@bdorman264 Exactly. We’ll probably never know exactly what went on inside…
@HowieSPM It’s true; I did stop using VMS because their solutions weren’t as cost-effective or as customizable as some of the other services. I still wonder what exactly went on inside the company, though, and it’s sad to see a once-dominant player close its doors.
I see so many stories like this, and it still surprises me. haven’t we learned? I talk a lot about the Yellow Pages…and they are trying to adapt their model, but I had a client relate a story to me the other day about meeting with two different Yellow Pages folks in just one week, and how they are trying to adapt, and not surprisingly, they are barking up the wrong tree.
It’s going to be really interesting to see what newspapers and TV and Cable do over the next 2 or 3 years.
Too often sign of the times right now; the big question is do these jobs get absorbed elsewhere, does something new and innovative come from this, did they take their eye off the ball.
Everything seems to move so fast it is hard to always be pro-active enough.
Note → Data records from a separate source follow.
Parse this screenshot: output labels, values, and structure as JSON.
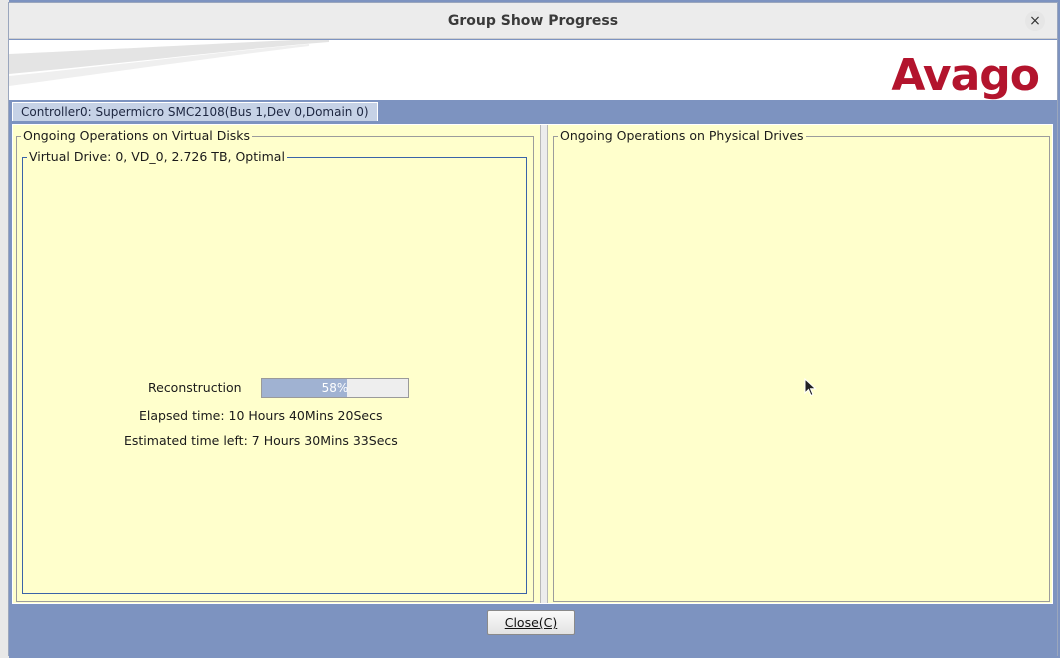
{
  "window": {
    "title": "Group Show Progress",
    "close_icon": "×"
  },
  "banner": {
    "logo_text": "Avago"
  },
  "tab": {
    "label": "Controller0: Supermicro SMC2108(Bus 1,Dev 0,Domain 0)"
  },
  "virtual_disks": {
    "group_title": "Ongoing Operations on Virtual Disks",
    "drive": {
      "title": "Virtual Drive: 0, VD_0, 2.726 TB, Optimal",
      "operation_label": "Reconstruction",
      "progress_percent": 58,
      "progress_text": "58%",
      "elapsed": "Elapsed time: 10 Hours 40Mins 20Secs",
      "remaining": "Estimated time left: 7 Hours 30Mins 33Secs"
    }
  },
  "physical_drives": {
    "group_title": "Ongoing Operations on Physical Drives"
  },
  "buttons": {
    "close_label": "Close(C)"
  },
  "colors": {
    "accent": "#7d93c0",
    "panel_bg": "#ffffcc",
    "logo": "#b3142d",
    "progress_fill": "#a0b2d2"
  }
}
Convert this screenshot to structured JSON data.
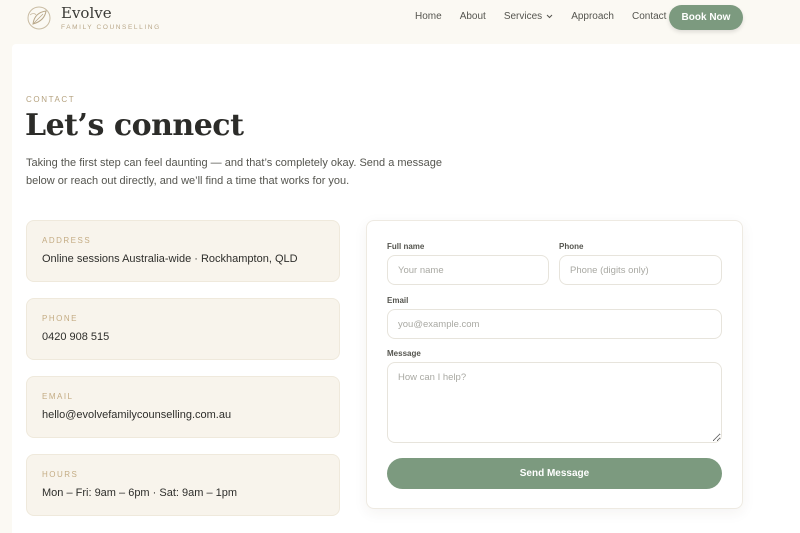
{
  "brand": {
    "name": "Evolve",
    "tagline": "FAMILY COUNSELLING",
    "logo_icon": "leaf-emblem-icon"
  },
  "nav": {
    "items": [
      {
        "label": "Home"
      },
      {
        "label": "About"
      },
      {
        "label": "Services",
        "has_dropdown": true
      },
      {
        "label": "Approach"
      },
      {
        "label": "Contact"
      }
    ],
    "cta": "Book Now"
  },
  "contact": {
    "eyebrow": "CONTACT",
    "title": "Let’s connect",
    "intro": "Taking the first step can feel daunting — and that’s completely okay. Send a message below or reach out directly, and we’ll find a time that works for you.",
    "cards": [
      {
        "label": "ADDRESS",
        "value": "Online sessions Australia-wide · Rockhampton, QLD"
      },
      {
        "label": "PHONE",
        "value": "0420 908 515"
      },
      {
        "label": "EMAIL",
        "value": "hello@evolvefamilycounselling.com.au"
      },
      {
        "label": "HOURS",
        "value": "Mon – Fri: 9am – 6pm · Sat: 9am – 1pm"
      }
    ]
  },
  "form": {
    "name_label": "Full name",
    "name_placeholder": "Your name",
    "phone_label": "Phone",
    "phone_placeholder": "Phone (digits only)",
    "email_label": "Email",
    "email_placeholder": "you@example.com",
    "message_label": "Message",
    "message_placeholder": "How can I help?",
    "submit": "Send Message"
  },
  "colors": {
    "accent": "#7c9a7f",
    "background": "#fbf9f3",
    "card": "#f8f4ec",
    "label_gold": "#c4ac84"
  }
}
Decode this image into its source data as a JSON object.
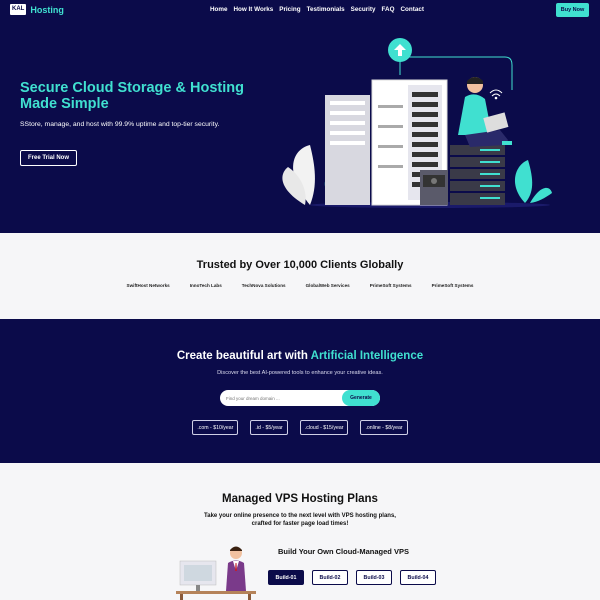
{
  "nav": {
    "logo_box": "KAL",
    "logo_text": "Hosting",
    "items": [
      "Home",
      "How It Works",
      "Pricing",
      "Testimonials",
      "Security",
      "FAQ",
      "Contact"
    ],
    "cta": "Buy Now"
  },
  "hero": {
    "title": "Secure Cloud Storage & Hosting Made Simple",
    "subtitle": "SStore, manage, and host with 99.9% uptime and top-tier security.",
    "cta": "Free Trial Now"
  },
  "trusted": {
    "title": "Trusted by Over 10,000 Clients Globally",
    "clients": [
      "SwiftHost Networks",
      "InnoTech Labs",
      "TechNova Solutions",
      "GlobalWeb Services",
      "PrimeSoft Systems",
      "PrimeSoft Systems"
    ]
  },
  "ai": {
    "title_prefix": "Create beautiful art with ",
    "title_accent": "Artificial Intelligence",
    "subtitle": "Discover the best AI-powered tools to enhance your creative ideas.",
    "search_placeholder": "Find your dream domain ...",
    "generate_label": "Generate",
    "domains": [
      ".com - $10/year",
      ".id - $5/year",
      ".cloud - $15/year",
      ".online - $8/year"
    ]
  },
  "vps": {
    "title": "Managed VPS Hosting Plans",
    "subtitle": "Take your online presence to the next level with VPS hosting plans, crafted for faster page load times!",
    "build_title": "Build Your Own Cloud-Managed VPS",
    "builds": [
      "Build-01",
      "Build-02",
      "Build-03",
      "Build-04"
    ],
    "active_build": "Build-01"
  },
  "colors": {
    "navy": "#0b0b4a",
    "accent": "#40e0d0",
    "light_bg": "#f6f6f8"
  }
}
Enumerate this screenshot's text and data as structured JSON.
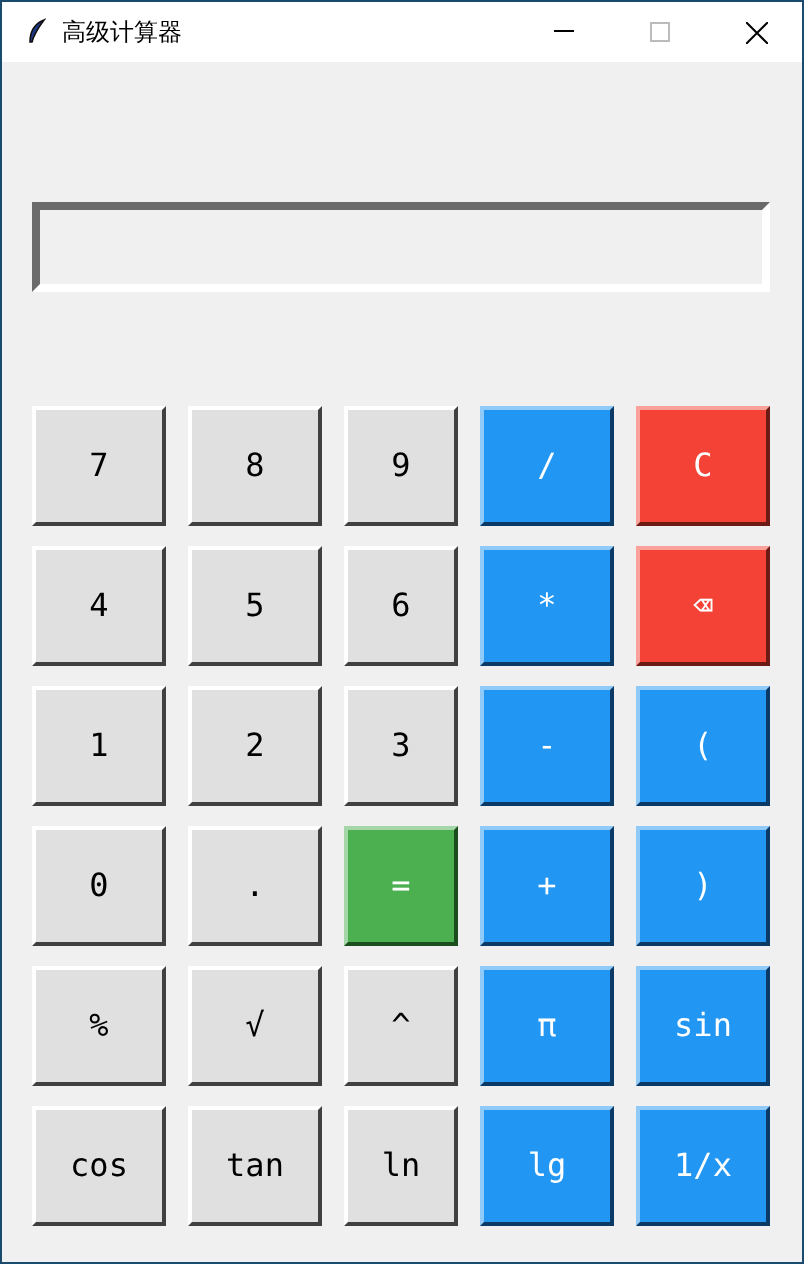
{
  "window": {
    "title": "高级计算器"
  },
  "buttons": [
    {
      "label": "7",
      "kind": "plain"
    },
    {
      "label": "8",
      "kind": "plain"
    },
    {
      "label": "9",
      "kind": "plain"
    },
    {
      "label": "/",
      "kind": "operator"
    },
    {
      "label": "C",
      "kind": "clear"
    },
    {
      "label": "4",
      "kind": "plain"
    },
    {
      "label": "5",
      "kind": "plain"
    },
    {
      "label": "6",
      "kind": "plain"
    },
    {
      "label": "*",
      "kind": "operator"
    },
    {
      "label": "⌫",
      "kind": "clear"
    },
    {
      "label": "1",
      "kind": "plain"
    },
    {
      "label": "2",
      "kind": "plain"
    },
    {
      "label": "3",
      "kind": "plain"
    },
    {
      "label": "-",
      "kind": "operator"
    },
    {
      "label": "(",
      "kind": "operator"
    },
    {
      "label": "0",
      "kind": "plain"
    },
    {
      "label": ".",
      "kind": "plain"
    },
    {
      "label": "=",
      "kind": "equals"
    },
    {
      "label": "+",
      "kind": "operator"
    },
    {
      "label": ")",
      "kind": "operator"
    },
    {
      "label": "%",
      "kind": "plain"
    },
    {
      "label": "√",
      "kind": "plain"
    },
    {
      "label": "^",
      "kind": "plain"
    },
    {
      "label": "π",
      "kind": "operator"
    },
    {
      "label": "sin",
      "kind": "operator"
    },
    {
      "label": "cos",
      "kind": "plain"
    },
    {
      "label": "tan",
      "kind": "plain"
    },
    {
      "label": "ln",
      "kind": "plain"
    },
    {
      "label": "lg",
      "kind": "operator"
    },
    {
      "label": "1/x",
      "kind": "operator"
    }
  ]
}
Sometimes you are on your heels being reactive and that is never a good place to be, especially for strategic thinking.
@HowieSPM I knew you were a geek…………you can call it business if you like………….
As you can tell I LOVE CASE STUDIES good or bad. I know I am a business geek.
I don’t know the company but I know the symptom. And it is something that is not just the Management winds up the problem but the workers too. And there is nothing that isn’t normal human nature. Your lead your industry or niche. Life is good for the employees over a period of years. You get complacent. Competition comes. Eventually the writing is on the wall, and the smart ones leave. The rest cling to a past world belief of being invincible even though everyone knows what is happening. It is human nature. And interesting enough their industry/customers also had this belief too.
I don’t know either company but just your post said everything. You left them because the competitor had better technology and affordable pricing.
Which really comes down to something I bet would be a fun college study in social psychology. What if everyone leaves for the up and coming competitor. But each person believes the company they leave will keep the rest of their business just because of their reputation.
As to the closure and the loss of jobs I do wish good luck and hopefully it turns out to be a positive in the long run..the Taoist in me believes it for you.